▶ [DIRECTIONS]: Please restate the data word for word.

▶ [EXCERPTED RECORDS]:
::::

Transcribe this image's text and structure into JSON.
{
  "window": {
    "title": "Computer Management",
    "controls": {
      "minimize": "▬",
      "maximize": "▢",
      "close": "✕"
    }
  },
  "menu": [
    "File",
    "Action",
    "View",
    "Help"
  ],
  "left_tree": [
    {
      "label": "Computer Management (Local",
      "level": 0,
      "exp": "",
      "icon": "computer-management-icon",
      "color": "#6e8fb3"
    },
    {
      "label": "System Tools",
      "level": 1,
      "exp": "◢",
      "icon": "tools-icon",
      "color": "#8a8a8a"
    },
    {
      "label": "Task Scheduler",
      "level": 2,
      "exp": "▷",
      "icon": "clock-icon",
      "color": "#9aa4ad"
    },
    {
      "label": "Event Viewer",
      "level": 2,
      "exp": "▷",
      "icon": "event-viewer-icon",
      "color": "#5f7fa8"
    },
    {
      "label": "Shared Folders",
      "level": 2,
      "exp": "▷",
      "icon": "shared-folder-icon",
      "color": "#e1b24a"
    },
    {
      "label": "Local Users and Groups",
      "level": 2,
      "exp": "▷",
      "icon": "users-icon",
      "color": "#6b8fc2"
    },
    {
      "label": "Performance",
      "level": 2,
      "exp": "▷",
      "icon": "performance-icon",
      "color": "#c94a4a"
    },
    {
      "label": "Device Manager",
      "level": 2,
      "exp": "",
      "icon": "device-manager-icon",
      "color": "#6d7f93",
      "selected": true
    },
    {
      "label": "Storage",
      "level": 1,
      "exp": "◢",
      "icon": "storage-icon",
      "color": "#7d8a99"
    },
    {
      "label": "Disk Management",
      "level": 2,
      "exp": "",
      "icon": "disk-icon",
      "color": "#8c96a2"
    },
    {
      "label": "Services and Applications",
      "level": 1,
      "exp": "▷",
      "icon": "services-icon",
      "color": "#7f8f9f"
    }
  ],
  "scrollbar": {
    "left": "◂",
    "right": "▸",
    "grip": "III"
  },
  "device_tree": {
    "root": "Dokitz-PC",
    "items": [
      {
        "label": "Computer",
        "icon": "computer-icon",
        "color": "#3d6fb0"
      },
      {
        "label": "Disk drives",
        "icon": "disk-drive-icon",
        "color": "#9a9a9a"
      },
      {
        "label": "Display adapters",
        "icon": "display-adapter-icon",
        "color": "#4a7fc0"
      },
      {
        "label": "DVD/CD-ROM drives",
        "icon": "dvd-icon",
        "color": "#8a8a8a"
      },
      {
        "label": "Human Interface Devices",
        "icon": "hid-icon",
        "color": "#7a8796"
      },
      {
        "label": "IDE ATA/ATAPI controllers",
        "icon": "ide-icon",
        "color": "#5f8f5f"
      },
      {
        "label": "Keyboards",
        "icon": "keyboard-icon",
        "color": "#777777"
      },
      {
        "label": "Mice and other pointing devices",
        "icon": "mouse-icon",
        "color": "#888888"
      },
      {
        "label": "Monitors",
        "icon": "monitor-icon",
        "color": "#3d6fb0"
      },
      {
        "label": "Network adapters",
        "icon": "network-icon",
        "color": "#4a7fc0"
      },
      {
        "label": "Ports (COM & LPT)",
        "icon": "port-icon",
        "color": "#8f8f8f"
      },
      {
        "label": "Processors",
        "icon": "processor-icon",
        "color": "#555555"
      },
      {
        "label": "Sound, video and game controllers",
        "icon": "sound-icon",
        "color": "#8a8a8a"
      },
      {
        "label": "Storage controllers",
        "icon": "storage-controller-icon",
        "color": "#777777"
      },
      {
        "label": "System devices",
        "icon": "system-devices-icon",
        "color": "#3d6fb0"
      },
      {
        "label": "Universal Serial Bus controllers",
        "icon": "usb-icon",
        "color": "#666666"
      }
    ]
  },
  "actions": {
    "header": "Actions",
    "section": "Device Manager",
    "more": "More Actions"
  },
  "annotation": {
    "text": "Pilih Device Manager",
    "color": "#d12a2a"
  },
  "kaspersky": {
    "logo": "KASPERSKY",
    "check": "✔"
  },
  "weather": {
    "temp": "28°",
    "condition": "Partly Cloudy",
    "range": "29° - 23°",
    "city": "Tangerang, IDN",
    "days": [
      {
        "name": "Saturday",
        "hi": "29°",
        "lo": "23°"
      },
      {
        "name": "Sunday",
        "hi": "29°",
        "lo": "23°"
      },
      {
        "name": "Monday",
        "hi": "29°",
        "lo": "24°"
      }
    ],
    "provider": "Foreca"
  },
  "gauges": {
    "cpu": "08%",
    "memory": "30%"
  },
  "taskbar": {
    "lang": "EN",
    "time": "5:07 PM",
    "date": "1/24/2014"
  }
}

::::

▶ [SOLVED EXERCISE]:
Transcribe this image's text and structure into JSON.
{
  "window": {
    "title": "Computer Management",
    "controls": {
      "minimize": "▬",
      "maximize": "▢",
      "close": "✕"
    }
  },
  "menu": [
    "File",
    "Action",
    "View",
    "Help"
  ],
  "left_tree": [
    {
      "label": "Computer Management (Local",
      "level": 0,
      "exp": "",
      "icon": "computer-management-icon",
      "color": "#6e8fb3"
    },
    {
      "label": "System Tools",
      "level": 1,
      "exp": "◢",
      "icon": "tools-icon",
      "color": "#8a8a8a"
    },
    {
      "label": "Task Scheduler",
      "level": 2,
      "exp": "▷",
      "icon": "clock-icon",
      "color": "#9aa4ad"
    },
    {
      "label": "Event Viewer",
      "level": 2,
      "exp": "▷",
      "icon": "event-viewer-icon",
      "color": "#5f7fa8"
    },
    {
      "label": "Shared Folders",
      "level": 2,
      "exp": "▷",
      "icon": "shared-folder-icon",
      "color": "#e1b24a"
    },
    {
      "label": "Local Users and Groups",
      "level": 2,
      "exp": "▷",
      "icon": "users-icon",
      "color": "#6b8fc2"
    },
    {
      "label": "Performance",
      "level": 2,
      "exp": "▷",
      "icon": "performance-icon",
      "color": "#c94a4a"
    },
    {
      "label": "Device Manager",
      "level": 2,
      "exp": "",
      "icon": "device-manager-icon",
      "color": "#6d7f93",
      "selected": true
    },
    {
      "label": "Storage",
      "level": 1,
      "exp": "◢",
      "icon": "storage-icon",
      "color": "#7d8a99"
    },
    {
      "label": "Disk Management",
      "level": 2,
      "exp": "",
      "icon": "disk-icon",
      "color": "#8c96a2"
    },
    {
      "label": "Services and Applications",
      "level": 1,
      "exp": "▷",
      "icon": "services-icon",
      "color": "#7f8f9f"
    }
  ],
  "scrollbar": {
    "left": "◂",
    "right": "▸",
    "grip": "III"
  },
  "device_tree": {
    "root": "Dokitz-PC",
    "items": [
      {
        "label": "Computer",
        "icon": "computer-icon",
        "color": "#3d6fb0"
      },
      {
        "label": "Disk drives",
        "icon": "disk-drive-icon",
        "color": "#9a9a9a"
      },
      {
        "label": "Display adapters",
        "icon": "display-adapter-icon",
        "color": "#4a7fc0"
      },
      {
        "label": "DVD/CD-ROM drives",
        "icon": "dvd-icon",
        "color": "#8a8a8a"
      },
      {
        "label": "Human Interface Devices",
        "icon": "hid-icon",
        "color": "#7a8796"
      },
      {
        "label": "IDE ATA/ATAPI controllers",
        "icon": "ide-icon",
        "color": "#5f8f5f"
      },
      {
        "label": "Keyboards",
        "icon": "keyboard-icon",
        "color": "#777777"
      },
      {
        "label": "Mice and other pointing devices",
        "icon": "mouse-icon",
        "color": "#888888"
      },
      {
        "label": "Monitors",
        "icon": "monitor-icon",
        "color": "#3d6fb0"
      },
      {
        "label": "Network adapters",
        "icon": "network-icon",
        "color": "#4a7fc0"
      },
      {
        "label": "Ports (COM & LPT)",
        "icon": "port-icon",
        "color": "#8f8f8f"
      },
      {
        "label": "Processors",
        "icon": "processor-icon",
        "color": "#555555"
      },
      {
        "label": "Sound, video and game controllers",
        "icon": "sound-icon",
        "color": "#8a8a8a"
      },
      {
        "label": "Storage controllers",
        "icon": "storage-controller-icon",
        "color": "#777777"
      },
      {
        "label": "System devices",
        "icon": "system-devices-icon",
        "color": "#3d6fb0"
      },
      {
        "label": "Universal Serial Bus controllers",
        "icon": "usb-icon",
        "color": "#666666"
      }
    ]
  },
  "actions": {
    "header": "Actions",
    "section": "Device Manager",
    "more": "More Actions"
  },
  "annotation": {
    "text": "Pilih Device Manager",
    "color": "#d12a2a"
  },
  "kaspersky": {
    "logo": "KASPERSKY",
    "check": "✔"
  },
  "weather": {
    "temp": "28°",
    "condition": "Partly Cloudy",
    "range": "29° - 23°",
    "city": "Tangerang, IDN",
    "days": [
      {
        "name": "Saturday",
        "hi": "29°",
        "lo": "23°"
      },
      {
        "name": "Sunday",
        "hi": "29°",
        "lo": "23°"
      },
      {
        "name": "Monday",
        "hi": "29°",
        "lo": "24°"
      }
    ],
    "provider": "Foreca"
  },
  "gauges": {
    "cpu": "08%",
    "memory": "30%"
  },
  "taskbar": {
    "lang": "EN",
    "time": "5:07 PM",
    "date": "1/24/2014"
  }
}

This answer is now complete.